▶ Task to complete
Without any pictures, copy the records below once more, exactly as they are.

▶ Records for the exercise
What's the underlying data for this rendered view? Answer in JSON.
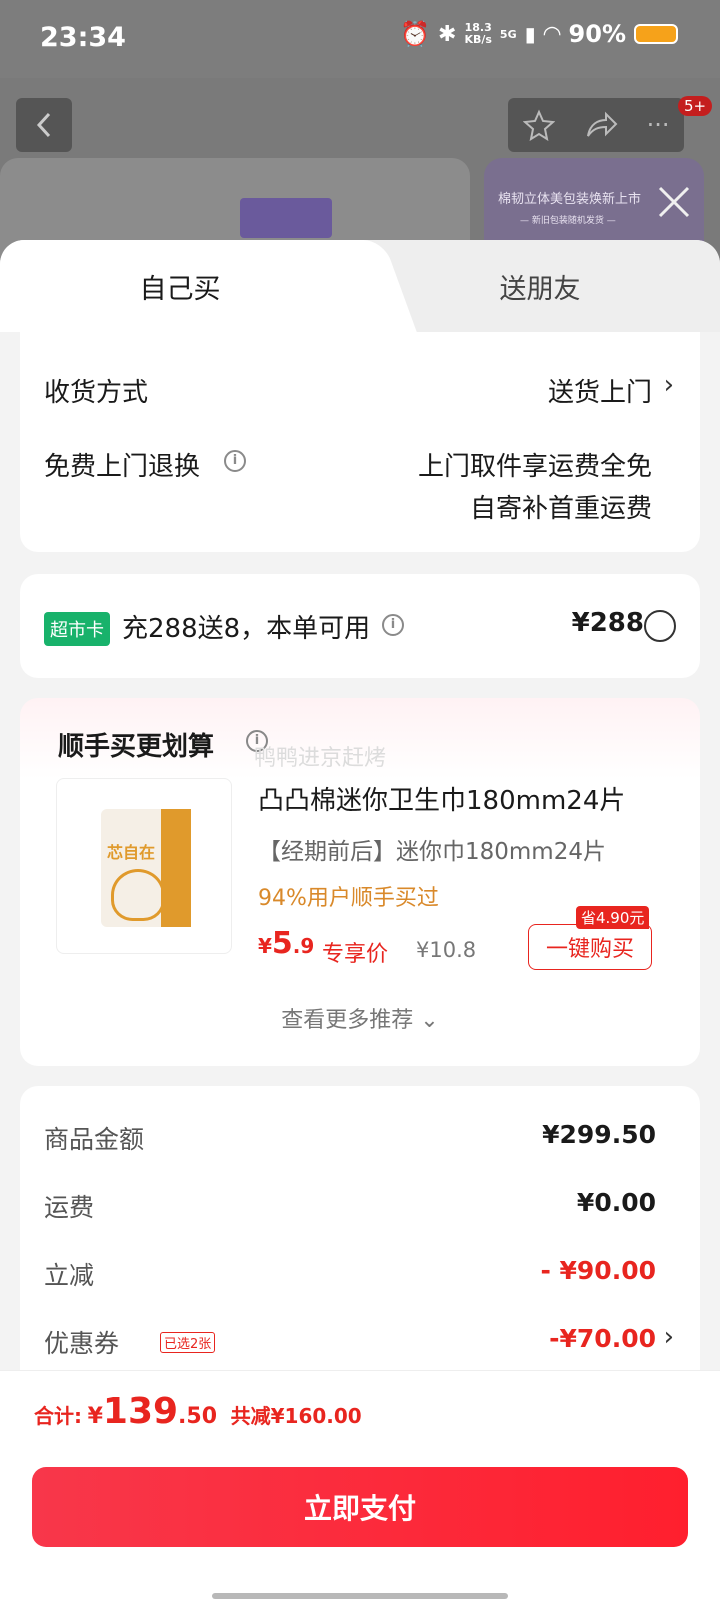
{
  "status_bar": {
    "time": "23:34",
    "net_speed": "18.3",
    "net_unit": "KB/s",
    "network": "5G",
    "battery": "90%"
  },
  "background": {
    "notification_count": "5+",
    "banner_text": "棉韧立体美包装焕新上市",
    "banner_sub": "— 新旧包装随机发货 —"
  },
  "tabs": [
    {
      "label": "自己买",
      "active": true
    },
    {
      "label": "送朋友",
      "active": false
    }
  ],
  "delivery": {
    "method_label": "收货方式",
    "method_value": "送货上门",
    "return_label": "免费上门退换",
    "return_line1": "上门取件享运费全免",
    "return_line2": "自寄补首重运费"
  },
  "supermarket_card": {
    "tag": "超市卡",
    "text": "充288送8，本单可用",
    "price": "¥288"
  },
  "recommendation": {
    "title": "顺手买更划算",
    "watermark": "鸭鸭进京赶烤",
    "product_name": "凸凸棉迷你卫生巾180mm24片",
    "product_sub": "【经期前后】迷你巾180mm24片",
    "stat": "94%用户顺手买过",
    "price_symbol": "¥",
    "price_int": "5",
    "price_dec": ".9",
    "price_label": "专享价",
    "orig_price": "¥10.8",
    "save_tag": "省4.90元",
    "buy_label": "一键购买",
    "more_label": "查看更多推荐",
    "pack_text": "芯自在"
  },
  "fees": {
    "goods_label": "商品金额",
    "goods_value": "¥299.50",
    "shipping_label": "运费",
    "shipping_value": "¥0.00",
    "discount_label": "立减",
    "discount_value": "- ¥90.00",
    "coupon_label": "优惠券",
    "coupon_tag": "已选2张",
    "coupon_value": "-¥70.00"
  },
  "footer": {
    "total_label": "合计:",
    "total_symbol": "¥",
    "total_int": "139",
    "total_dec": ".50",
    "total_saved": "共减¥160.00",
    "pay_label": "立即支付"
  },
  "colors": {
    "accent_red": "#e8251f",
    "green_tag": "#18b26b",
    "orange_stat": "#d9892a"
  }
}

▶ Response
What's the underlying data for this rendered view? Answer in JSON.
{
  "status_bar": {
    "time": "23:34",
    "net_speed": "18.3",
    "net_unit": "KB/s",
    "network": "5G",
    "battery": "90%"
  },
  "background": {
    "notification_count": "5+",
    "banner_text": "棉韧立体美包装焕新上市",
    "banner_sub": "— 新旧包装随机发货 —"
  },
  "tabs": [
    {
      "label": "自己买",
      "active": true
    },
    {
      "label": "送朋友",
      "active": false
    }
  ],
  "delivery": {
    "method_label": "收货方式",
    "method_value": "送货上门",
    "return_label": "免费上门退换",
    "return_line1": "上门取件享运费全免",
    "return_line2": "自寄补首重运费"
  },
  "supermarket_card": {
    "tag": "超市卡",
    "text": "充288送8，本单可用",
    "price": "¥288"
  },
  "recommendation": {
    "title": "顺手买更划算",
    "watermark": "鸭鸭进京赶烤",
    "product_name": "凸凸棉迷你卫生巾180mm24片",
    "product_sub": "【经期前后】迷你巾180mm24片",
    "stat": "94%用户顺手买过",
    "price_symbol": "¥",
    "price_int": "5",
    "price_dec": ".9",
    "price_label": "专享价",
    "orig_price": "¥10.8",
    "save_tag": "省4.90元",
    "buy_label": "一键购买",
    "more_label": "查看更多推荐",
    "pack_text": "芯自在"
  },
  "fees": {
    "goods_label": "商品金额",
    "goods_value": "¥299.50",
    "shipping_label": "运费",
    "shipping_value": "¥0.00",
    "discount_label": "立减",
    "discount_value": "- ¥90.00",
    "coupon_label": "优惠券",
    "coupon_tag": "已选2张",
    "coupon_value": "-¥70.00"
  },
  "footer": {
    "total_label": "合计:",
    "total_symbol": "¥",
    "total_int": "139",
    "total_dec": ".50",
    "total_saved": "共减¥160.00",
    "pay_label": "立即支付"
  },
  "colors": {
    "accent_red": "#e8251f",
    "green_tag": "#18b26b",
    "orange_stat": "#d9892a"
  }
}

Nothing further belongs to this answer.